When I heard a familiar voice happily chatting in the bleacher near my head, I looked up to see Carmen, a veteran troupe member, laughing and talking with a girl I didn’t know. I watched in pleasant surprise because, although she is a long-standing member of the troupe, Carmen has never seemed to feel quite at ease in the group. The other girls like and admire her, but she is shy and sometimes speaks and acts in a self-deprecating manner. When she was younger, this girl suffered from depression so severe that I worried for her safety. Over the years, she has received outside help through her relationships with the counselors in our program, and I think her association with Girls Surviving has provided social and emotional stability in times of stress. But last week, as I watched Carmen smile and whisper with her friend, I felt sure that she is going to be fine. She has found a niche in high school life in which to develop her natural strengths, and I think it must also provide her with another safe space to try out new things.

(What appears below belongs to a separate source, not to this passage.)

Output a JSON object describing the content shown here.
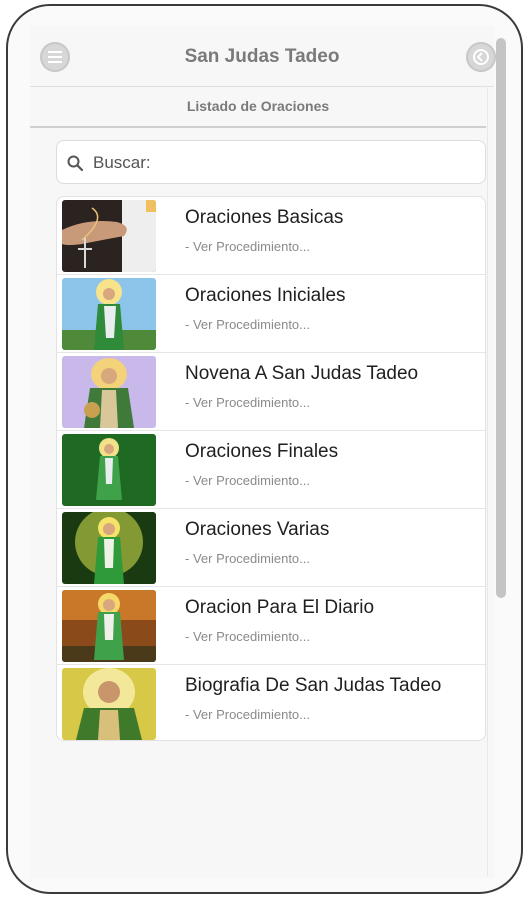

Sam sang beautifully, navigating difficulties in the song that have tripped more experienced singers. As we walked back to the workshop, the girls bathed her with praise. The field trip was a success, accomplishing just what such trips are supposed to – giving participants a new point of view by changing their learning environment. The girls realized that their new troupe mate can hold her own before an audience, and I was reminded that even those girls whom I think I know best can surprise me and lift my heart. It was a good night.